The Prince of Wales says he will stop speaking out on topics he feels strongly about when he becomes king, as he is "not that stupid".
He has campaigned on issues such as the environment for decades, but says he would not do the same as monarch.
Speaking in a BBC documentary to mark his 70th birthday, Prince Charles said the idea that he would continue making interventions was "nonsense".
He said he would have to operate within "constitutional parameters".
In the hour-long programme, he was asked about what some people have called his "meddling", but said he had always tried to remain "non-party political".
He said: "I think it's vital to remember there's only room for one sovereign at a time, not two.
"So, you can't be the same as the sovereign if you're the Prince of Wales or the heir.
"But the idea, somehow, that I'm going to go on in exactly the same way, if I have to succeed, is complete nonsense because the two - the two situations - are completely different."
Asked whether his public campaigning would continue, he said: "No, it won't. I'm not that stupid.
"I do realise that it is a separate exercise being sovereign. So of course I understand entirely how that should operate."
Documentary film maker John Bridcut, who followed the royal for 12 months, said Prince Charles "bridled a bit" at the use of the word meddling, and instead preferred to think of his interventions as "motivating".
The heir to the throne said: "If it's meddling to worry about the inner cities as I did 40 years ago, then if that's meddling I'm proud of it."
BBC royal correspondent Nicholas Witchell said there will be "some relief in Whitehall" that the prince has publicly recognises his different role as sovereign.
He adds they are "comments of real significance" as Prince Charles "says as king he will have to function within the constitutional parameters".
The prince has not "entirely rule out the idea that as sovereign he would use his convening powers to bring people together", potentially for conferences on the environment and other topics.
But the correspondent added Prince Charles said "he could only do that with the agreement of ministers".
Mr Bridcut said: "People who think he's hanging around, longing to be king, are very mistaken.
"It's not something he's dying to assume because inevitably it will only arise after the death of his mother.
"But also he knows that he's had a chance to make a difference as Prince of Wales and that can't continue in the same way."
He added that the Duchess of Cornwall, who is also interviewed in the documentary, "makes the point that this burden does not weigh heavily on his shoulders".
The BBC has been given exclusive access to film Prince Charles, who turns 70 on 14 November.

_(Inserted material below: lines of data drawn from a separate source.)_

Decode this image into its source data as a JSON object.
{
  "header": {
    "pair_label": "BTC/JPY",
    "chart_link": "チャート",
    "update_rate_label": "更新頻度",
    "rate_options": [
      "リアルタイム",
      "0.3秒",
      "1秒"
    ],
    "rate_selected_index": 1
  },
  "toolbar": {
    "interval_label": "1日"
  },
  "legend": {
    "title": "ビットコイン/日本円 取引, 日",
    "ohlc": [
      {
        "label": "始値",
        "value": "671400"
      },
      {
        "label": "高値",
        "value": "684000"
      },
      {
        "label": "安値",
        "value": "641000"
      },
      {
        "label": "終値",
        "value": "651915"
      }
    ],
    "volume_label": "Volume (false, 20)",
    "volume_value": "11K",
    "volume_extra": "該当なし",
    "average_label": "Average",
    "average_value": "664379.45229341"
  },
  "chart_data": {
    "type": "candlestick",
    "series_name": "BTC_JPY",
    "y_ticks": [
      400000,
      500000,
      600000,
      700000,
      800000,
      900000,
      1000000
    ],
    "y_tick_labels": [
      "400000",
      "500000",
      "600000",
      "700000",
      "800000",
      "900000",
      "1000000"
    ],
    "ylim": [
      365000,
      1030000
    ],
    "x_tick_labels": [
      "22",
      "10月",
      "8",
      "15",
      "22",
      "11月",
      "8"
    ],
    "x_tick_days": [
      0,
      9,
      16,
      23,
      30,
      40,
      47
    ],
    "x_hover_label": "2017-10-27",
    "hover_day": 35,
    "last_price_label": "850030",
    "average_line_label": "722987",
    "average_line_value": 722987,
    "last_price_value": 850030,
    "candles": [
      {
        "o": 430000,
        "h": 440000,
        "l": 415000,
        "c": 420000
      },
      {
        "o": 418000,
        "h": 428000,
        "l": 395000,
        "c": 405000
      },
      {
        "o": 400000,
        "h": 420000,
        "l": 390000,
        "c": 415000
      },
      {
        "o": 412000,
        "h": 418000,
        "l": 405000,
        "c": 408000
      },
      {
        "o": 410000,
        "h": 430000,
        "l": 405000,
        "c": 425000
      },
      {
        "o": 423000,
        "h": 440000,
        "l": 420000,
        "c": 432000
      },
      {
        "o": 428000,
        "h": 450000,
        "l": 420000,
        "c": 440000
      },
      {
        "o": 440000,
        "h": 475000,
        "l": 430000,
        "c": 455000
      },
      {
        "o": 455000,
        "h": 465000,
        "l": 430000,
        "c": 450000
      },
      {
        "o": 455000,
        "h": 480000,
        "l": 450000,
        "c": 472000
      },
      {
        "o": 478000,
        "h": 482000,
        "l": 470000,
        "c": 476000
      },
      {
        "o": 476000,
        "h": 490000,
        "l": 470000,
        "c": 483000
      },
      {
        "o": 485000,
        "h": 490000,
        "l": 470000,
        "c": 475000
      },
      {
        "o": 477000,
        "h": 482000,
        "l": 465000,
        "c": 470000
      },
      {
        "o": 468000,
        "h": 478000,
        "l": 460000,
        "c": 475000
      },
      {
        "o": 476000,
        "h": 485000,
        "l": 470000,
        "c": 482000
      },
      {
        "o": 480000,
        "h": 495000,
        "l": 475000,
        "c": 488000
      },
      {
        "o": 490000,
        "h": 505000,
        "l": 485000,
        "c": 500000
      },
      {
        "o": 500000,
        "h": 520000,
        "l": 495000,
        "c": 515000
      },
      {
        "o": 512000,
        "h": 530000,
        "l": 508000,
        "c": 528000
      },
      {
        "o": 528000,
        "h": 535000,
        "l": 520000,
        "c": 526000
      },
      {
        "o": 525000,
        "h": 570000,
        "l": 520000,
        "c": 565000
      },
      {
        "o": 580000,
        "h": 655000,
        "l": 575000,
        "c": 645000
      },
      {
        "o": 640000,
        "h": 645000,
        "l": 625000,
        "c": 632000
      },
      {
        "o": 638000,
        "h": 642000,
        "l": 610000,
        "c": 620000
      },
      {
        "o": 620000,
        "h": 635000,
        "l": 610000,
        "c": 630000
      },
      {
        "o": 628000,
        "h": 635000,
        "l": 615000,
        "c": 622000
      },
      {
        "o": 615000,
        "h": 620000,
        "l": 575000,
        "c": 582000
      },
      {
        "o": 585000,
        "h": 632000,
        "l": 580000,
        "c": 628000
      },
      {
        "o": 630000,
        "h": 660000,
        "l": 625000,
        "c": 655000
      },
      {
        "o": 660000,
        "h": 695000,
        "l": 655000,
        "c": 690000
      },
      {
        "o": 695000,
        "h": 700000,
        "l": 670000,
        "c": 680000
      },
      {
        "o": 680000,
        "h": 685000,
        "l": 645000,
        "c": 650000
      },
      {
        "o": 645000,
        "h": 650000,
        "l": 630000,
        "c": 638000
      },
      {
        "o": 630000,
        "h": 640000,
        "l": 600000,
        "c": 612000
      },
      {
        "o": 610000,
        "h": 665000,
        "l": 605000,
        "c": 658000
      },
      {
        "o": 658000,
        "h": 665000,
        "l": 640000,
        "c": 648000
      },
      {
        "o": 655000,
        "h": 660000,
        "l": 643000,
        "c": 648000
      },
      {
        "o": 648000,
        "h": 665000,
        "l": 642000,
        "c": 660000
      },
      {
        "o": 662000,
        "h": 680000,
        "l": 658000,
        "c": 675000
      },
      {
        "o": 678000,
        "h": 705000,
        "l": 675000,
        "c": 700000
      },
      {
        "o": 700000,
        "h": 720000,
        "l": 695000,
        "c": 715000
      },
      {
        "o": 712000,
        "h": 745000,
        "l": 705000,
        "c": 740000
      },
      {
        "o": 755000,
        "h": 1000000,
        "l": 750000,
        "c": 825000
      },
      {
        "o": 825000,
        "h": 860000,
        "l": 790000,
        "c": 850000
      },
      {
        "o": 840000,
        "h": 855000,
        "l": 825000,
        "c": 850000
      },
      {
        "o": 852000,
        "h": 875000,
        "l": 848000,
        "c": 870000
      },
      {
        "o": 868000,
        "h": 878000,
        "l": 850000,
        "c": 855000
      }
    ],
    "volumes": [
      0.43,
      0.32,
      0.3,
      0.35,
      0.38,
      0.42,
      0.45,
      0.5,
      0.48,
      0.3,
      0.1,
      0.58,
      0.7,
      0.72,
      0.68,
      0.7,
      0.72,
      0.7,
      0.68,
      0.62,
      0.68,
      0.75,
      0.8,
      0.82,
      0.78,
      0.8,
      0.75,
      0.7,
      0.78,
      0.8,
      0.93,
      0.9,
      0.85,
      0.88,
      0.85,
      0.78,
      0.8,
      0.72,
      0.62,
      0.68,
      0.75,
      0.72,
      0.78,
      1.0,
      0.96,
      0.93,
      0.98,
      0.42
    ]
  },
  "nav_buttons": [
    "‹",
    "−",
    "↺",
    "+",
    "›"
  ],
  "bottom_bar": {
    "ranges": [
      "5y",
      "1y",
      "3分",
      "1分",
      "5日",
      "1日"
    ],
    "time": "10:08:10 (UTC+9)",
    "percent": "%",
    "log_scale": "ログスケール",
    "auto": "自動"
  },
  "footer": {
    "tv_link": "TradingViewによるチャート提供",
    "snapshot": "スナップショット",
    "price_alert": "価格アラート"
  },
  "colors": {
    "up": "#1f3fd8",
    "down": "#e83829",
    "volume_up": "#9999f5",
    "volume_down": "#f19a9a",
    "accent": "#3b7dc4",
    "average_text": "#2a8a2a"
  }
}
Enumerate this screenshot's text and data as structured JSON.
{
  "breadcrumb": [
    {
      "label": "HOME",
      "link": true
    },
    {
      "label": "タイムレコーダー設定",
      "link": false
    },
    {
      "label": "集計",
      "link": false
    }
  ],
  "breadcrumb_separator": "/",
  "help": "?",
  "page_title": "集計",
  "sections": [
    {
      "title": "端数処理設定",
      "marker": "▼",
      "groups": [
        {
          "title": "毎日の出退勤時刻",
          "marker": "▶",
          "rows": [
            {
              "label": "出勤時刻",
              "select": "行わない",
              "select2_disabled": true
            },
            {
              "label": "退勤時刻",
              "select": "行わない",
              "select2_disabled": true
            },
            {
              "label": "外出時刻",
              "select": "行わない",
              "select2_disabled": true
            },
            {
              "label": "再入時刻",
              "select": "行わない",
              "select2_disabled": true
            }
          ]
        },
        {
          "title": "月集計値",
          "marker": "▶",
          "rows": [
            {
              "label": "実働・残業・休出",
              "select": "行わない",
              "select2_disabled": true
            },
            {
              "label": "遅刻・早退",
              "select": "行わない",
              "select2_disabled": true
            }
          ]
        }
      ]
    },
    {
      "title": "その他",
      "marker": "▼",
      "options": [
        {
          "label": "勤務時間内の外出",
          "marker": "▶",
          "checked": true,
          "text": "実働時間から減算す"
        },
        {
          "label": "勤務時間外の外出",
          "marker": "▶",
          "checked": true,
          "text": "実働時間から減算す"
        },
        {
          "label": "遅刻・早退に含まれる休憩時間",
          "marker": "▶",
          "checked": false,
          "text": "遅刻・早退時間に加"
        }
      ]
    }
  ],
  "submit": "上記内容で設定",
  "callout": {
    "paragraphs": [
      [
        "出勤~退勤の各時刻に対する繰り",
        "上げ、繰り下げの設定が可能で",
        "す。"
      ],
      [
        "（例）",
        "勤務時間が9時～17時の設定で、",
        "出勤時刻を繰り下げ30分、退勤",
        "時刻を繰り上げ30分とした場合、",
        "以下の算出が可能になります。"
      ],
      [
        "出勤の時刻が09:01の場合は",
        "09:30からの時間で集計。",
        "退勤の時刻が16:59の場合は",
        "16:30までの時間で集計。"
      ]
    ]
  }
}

Also appearing in the programme, the Duke of Cambridge said he would like his father to spend more time with his grandchildren - Prince George, Princess Charlotte and Prince Louis.
Prince William said, "when he's there, he's brilliant" but "we need him there as much as possible".
The Prince of Wales has been championing environmental and social issues for many years and the Duchess of Cornwall said he was "pretty impatient" to get things done.
She said: "He wants things done by yesterday as I think everybody who works for him will tell you. But that's how he gets things done, he's driven by this, this passion inside him to really help.
"He would like to save the world."